Raw data:
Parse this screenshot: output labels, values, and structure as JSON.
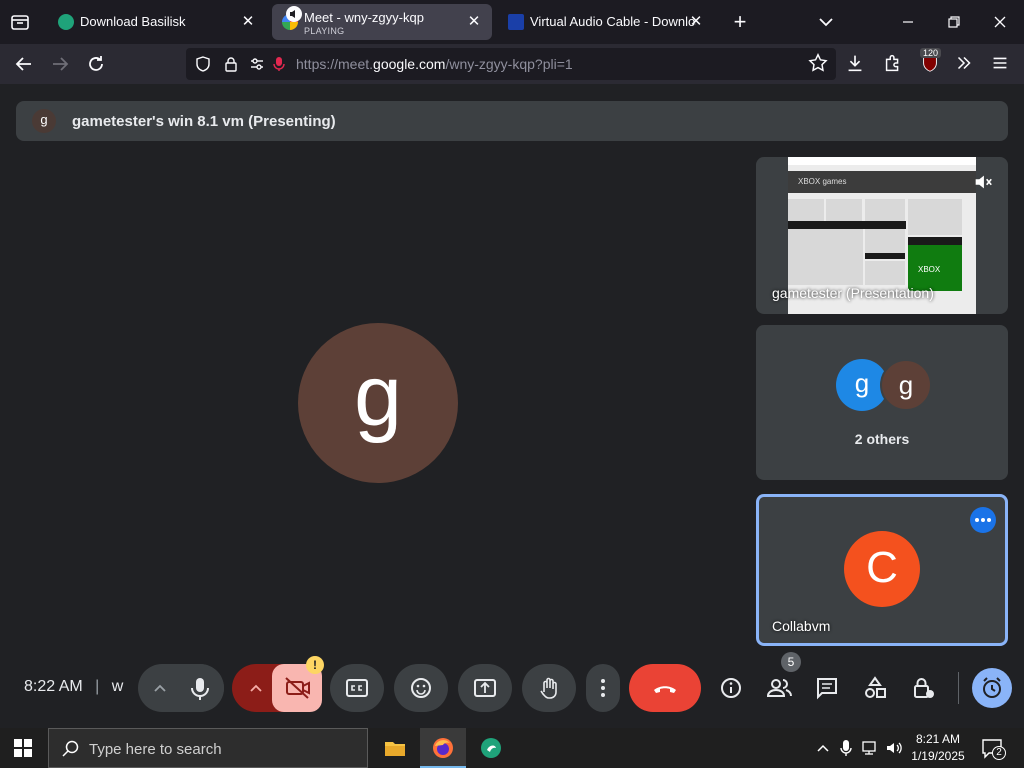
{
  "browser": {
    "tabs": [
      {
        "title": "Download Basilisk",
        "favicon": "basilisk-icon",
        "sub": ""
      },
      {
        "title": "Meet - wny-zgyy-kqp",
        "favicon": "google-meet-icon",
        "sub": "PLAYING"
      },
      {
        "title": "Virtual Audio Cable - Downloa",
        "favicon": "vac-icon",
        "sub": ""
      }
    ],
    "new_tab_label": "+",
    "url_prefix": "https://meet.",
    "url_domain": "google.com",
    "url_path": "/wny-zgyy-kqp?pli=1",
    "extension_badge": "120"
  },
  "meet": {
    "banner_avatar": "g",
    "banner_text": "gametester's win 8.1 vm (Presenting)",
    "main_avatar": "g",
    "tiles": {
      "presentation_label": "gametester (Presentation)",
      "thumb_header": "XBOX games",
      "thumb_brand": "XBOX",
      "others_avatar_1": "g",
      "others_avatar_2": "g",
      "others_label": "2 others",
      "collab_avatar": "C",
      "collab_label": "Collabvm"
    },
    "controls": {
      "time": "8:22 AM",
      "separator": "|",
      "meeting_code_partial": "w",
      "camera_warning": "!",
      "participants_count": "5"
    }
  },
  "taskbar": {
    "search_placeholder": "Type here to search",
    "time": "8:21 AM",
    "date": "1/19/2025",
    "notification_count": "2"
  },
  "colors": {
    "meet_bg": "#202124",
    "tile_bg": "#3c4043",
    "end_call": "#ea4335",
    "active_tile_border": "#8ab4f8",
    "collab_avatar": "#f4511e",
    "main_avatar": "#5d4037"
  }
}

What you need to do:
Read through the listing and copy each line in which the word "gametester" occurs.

Response:
    "banner_text": "gametester's win 8.1 vm (Presenting)",
      "presentation_label": "gametester (Presentation)",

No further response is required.